Excerpts from an interface dataset
----
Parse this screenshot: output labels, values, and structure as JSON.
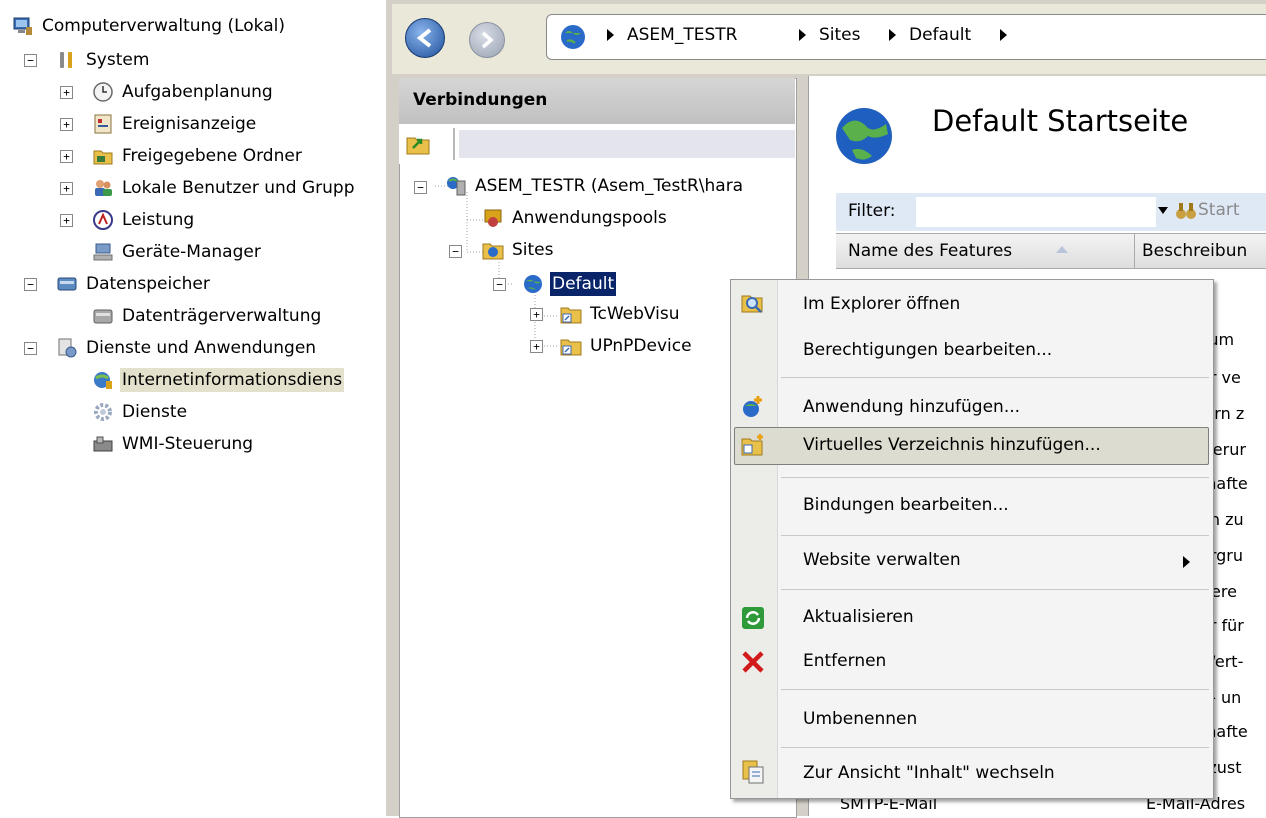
{
  "computer_management": {
    "root": "Computerverwaltung (Lokal)",
    "system": "System",
    "task_scheduler": "Aufgabenplanung",
    "event_viewer": "Ereignisanzeige",
    "shared_folders": "Freigegebene Ordner",
    "local_users": "Lokale Benutzer und Grupp",
    "performance": "Leistung",
    "device_manager": "Geräte-Manager",
    "storage": "Datenspeicher",
    "disk_management": "Datenträgerverwaltung",
    "services_apps": "Dienste und Anwendungen",
    "iis": "Internetinformationsdiens",
    "services": "Dienste",
    "wmi": "WMI-Steuerung",
    "expander_plus": "+",
    "expander_minus": "−"
  },
  "breadcrumb": [
    "ASEM_TESTR",
    "Sites",
    "Default"
  ],
  "connections": {
    "header": "Verbindungen",
    "server": "ASEM_TESTR (Asem_TestR\\hara",
    "app_pools": "Anwendungspools",
    "sites": "Sites",
    "default_site": "Default",
    "child_1": "TcWebVisu",
    "child_2": "UPnPDevice"
  },
  "main": {
    "title": "Default Startseite",
    "filter_label": "Filter:",
    "start_button": "Start",
    "col_name": "Name des Features",
    "col_desc": "Beschreibun",
    "row_partials": [
      "zum",
      "er ve",
      "lern z",
      "sierur",
      "thafte",
      "en zu",
      "ergru",
      "riere",
      "er für",
      "Wert-",
      "g- un",
      "thafte",
      "szust"
    ],
    "bottom_row_name": "SMTP-E-Mail",
    "bottom_row_desc": "E-Mail-Adres"
  },
  "context_menu": {
    "items": [
      "Im Explorer öffnen",
      "Berechtigungen bearbeiten...",
      "Anwendung hinzufügen...",
      "Virtuelles Verzeichnis hinzufügen...",
      "Bindungen bearbeiten...",
      "Website verwalten",
      "Aktualisieren",
      "Entfernen",
      "Umbenennen",
      "Zur Ansicht \"Inhalt\" wechseln"
    ],
    "highlighted_index": 3
  },
  "colors": {
    "selection_blue": "#0a246a",
    "tree_select_grey": "#e3e1cc",
    "menu_highlight": "#dcdcd0",
    "remove_red": "#d11a1a",
    "refresh_green": "#2e9a3a"
  }
}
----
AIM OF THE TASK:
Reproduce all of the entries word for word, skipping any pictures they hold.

SOLUTION TO THE EXERCISE:
Parse this screenshot: output labels, values, and structure as JSON.
{
  "computer_management": {
    "root": "Computerverwaltung (Lokal)",
    "system": "System",
    "task_scheduler": "Aufgabenplanung",
    "event_viewer": "Ereignisanzeige",
    "shared_folders": "Freigegebene Ordner",
    "local_users": "Lokale Benutzer und Grupp",
    "performance": "Leistung",
    "device_manager": "Geräte-Manager",
    "storage": "Datenspeicher",
    "disk_management": "Datenträgerverwaltung",
    "services_apps": "Dienste und Anwendungen",
    "iis": "Internetinformationsdiens",
    "services": "Dienste",
    "wmi": "WMI-Steuerung",
    "expander_plus": "+",
    "expander_minus": "−"
  },
  "breadcrumb": [
    "ASEM_TESTR",
    "Sites",
    "Default"
  ],
  "connections": {
    "header": "Verbindungen",
    "server": "ASEM_TESTR (Asem_TestR\\hara",
    "app_pools": "Anwendungspools",
    "sites": "Sites",
    "default_site": "Default",
    "child_1": "TcWebVisu",
    "child_2": "UPnPDevice"
  },
  "main": {
    "title": "Default Startseite",
    "filter_label": "Filter:",
    "start_button": "Start",
    "col_name": "Name des Features",
    "col_desc": "Beschreibun",
    "row_partials": [
      "zum",
      "er ve",
      "lern z",
      "sierur",
      "thafte",
      "en zu",
      "ergru",
      "riere",
      "er für",
      "Wert-",
      "g- un",
      "thafte",
      "szust"
    ],
    "bottom_row_name": "SMTP-E-Mail",
    "bottom_row_desc": "E-Mail-Adres"
  },
  "context_menu": {
    "items": [
      "Im Explorer öffnen",
      "Berechtigungen bearbeiten...",
      "Anwendung hinzufügen...",
      "Virtuelles Verzeichnis hinzufügen...",
      "Bindungen bearbeiten...",
      "Website verwalten",
      "Aktualisieren",
      "Entfernen",
      "Umbenennen",
      "Zur Ansicht \"Inhalt\" wechseln"
    ],
    "highlighted_index": 3
  },
  "colors": {
    "selection_blue": "#0a246a",
    "tree_select_grey": "#e3e1cc",
    "menu_highlight": "#dcdcd0",
    "remove_red": "#d11a1a",
    "refresh_green": "#2e9a3a"
  }
}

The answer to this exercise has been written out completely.